At this stage, both sides will choose test cases to establish principles that govern each category of claim within the group. Only members of the group are bound by court rulings. So the fact that another group or individual wins compensation doesn't necessarily mean you will.

Equally, there are strict deadlines for joining group actions, so that both sides - and the courts - know what they're dealing with. You won't be able to sign up to a particular action after a certain date, though you retain all your legal rights and you may be able to sign up to an alternative case.

Malik believes group action has major benefits for individuals. "It would be very hard for an individual to take on an international company with practically infinite legal resources," she says.

However, this type of legal action is not always straightforward. It can be a lengthy process. There can also be disputes between members of the group over whether to settle a claim.

Above all, never sign up to a group action until you have very clearly understood the potential financial downside. Solicitors fighting group actions often apply for support to the Legal Services Commission, which administers the legal aid budget.

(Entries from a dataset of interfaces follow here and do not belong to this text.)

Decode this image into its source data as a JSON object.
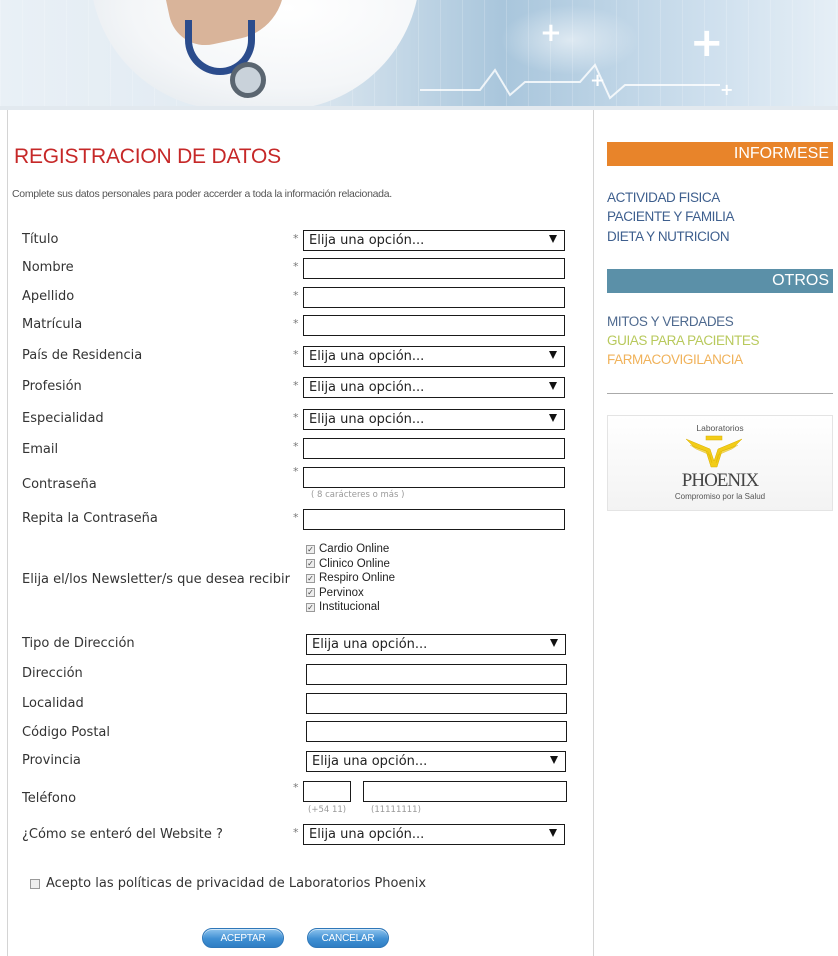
{
  "form": {
    "title": "REGISTRACION DE DATOS",
    "intro": "Complete sus datos personales para poder accerder a toda la información relacionada.",
    "required_mark": "*",
    "select_placeholder": "Elija una opción...",
    "labels": {
      "titulo": "Título",
      "nombre": "Nombre",
      "apellido": "Apellido",
      "matricula": "Matrícula",
      "pais": "País de Residencia",
      "profesion": "Profesión",
      "especialidad": "Especialidad",
      "email": "Email",
      "contrasena": "Contraseña",
      "repita": "Repita la Contraseña",
      "newsletters": "Elija el/los Newsletter/s que desea recibir",
      "tipo_direccion": "Tipo de Dirección",
      "direccion": "Dirección",
      "localidad": "Localidad",
      "codigo_postal": "Código Postal",
      "provincia": "Provincia",
      "telefono": "Teléfono",
      "como_se_entero": "¿Cómo se enteró del Website ?"
    },
    "values": {
      "titulo": "Elija una opción...",
      "pais": "Elija una opción...",
      "profesion": "Elija una opción...",
      "especialidad": "Elija una opción...",
      "tipo_direccion": "Elija una opción...",
      "provincia": "Elija una opción...",
      "como_se_entero": "Elija una opción..."
    },
    "password_hint": "( 8 carácteres o más )",
    "phone_hint_area": "(+54 11)",
    "phone_hint_number": "(11111111)",
    "newsletters": [
      {
        "label": "Cardio Online",
        "checked": true
      },
      {
        "label": "Clinico Online",
        "checked": true
      },
      {
        "label": "Respiro Online",
        "checked": true
      },
      {
        "label": "Pervinox",
        "checked": true
      },
      {
        "label": "Institucional",
        "checked": true
      }
    ],
    "privacy_label": "Acepto las políticas de privacidad de Laboratorios Phoenix",
    "privacy_checked": false,
    "accept_button": "ACEPTAR",
    "cancel_button": "CANCELAR"
  },
  "sidebar": {
    "informese_heading": "INFORMESE",
    "informese_color": "#e8842a",
    "informese_links": [
      "ACTIVIDAD FISICA",
      "PACIENTE Y FAMILIA",
      "DIETA Y NUTRICION"
    ],
    "informese_link_color": "#3e5f8e",
    "otros_heading": "OTROS",
    "otros_color": "#5b90a8",
    "otros_links": [
      {
        "label": "MITOS Y VERDADES",
        "color": "#4f6a8f"
      },
      {
        "label": "GUIAS PARA PACIENTES",
        "color": "#b8c95c"
      },
      {
        "label": "FARMACOVIGILANCIA",
        "color": "#f0b25a"
      }
    ],
    "logo": {
      "top_text": "Laboratorios",
      "name": "PHOENIX",
      "tagline": "Compromiso por la Salud",
      "mark_color": "#f2cc18"
    }
  }
}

Or they may persuade insurers to underwrite the costs of a case, though individual claimants may have to pay a premium.

However, neither of these options is guaranteed. The worst-case scenario is that the group is responsible for meeting the other side's costs if the action is lost. And costs can get complicated - if the group wins on some cases but not others, for example, or if different members have legal aid or insurance funding while others do not.

The other side of the coin is that in the UK, group action solicitors do not act on the purest form of the no win, no fee model pursued in the US. Their costs are met by the other side if they win, or by clients if they lose.

This means that winnings are payable in full, but check how the money is to be shared out. "Typically, there might be different tariffs of award based on the different categories of claim," Malik says. "It is unlikely that awards will be calculated individually."

There is one other issue to consider. Russell Spago of MSB Solicitors, one company active in the Merck case, says that people who feel they have been victims of an injustice often want their day in court. MSB is currently planning on taking cases individually to the US courts, rather than acting on a class basis. One reason for this, Spago says, is that "many of our clients want an opportunity to go on the stand and confront Merck, which most of them would not get in a class action".

Comments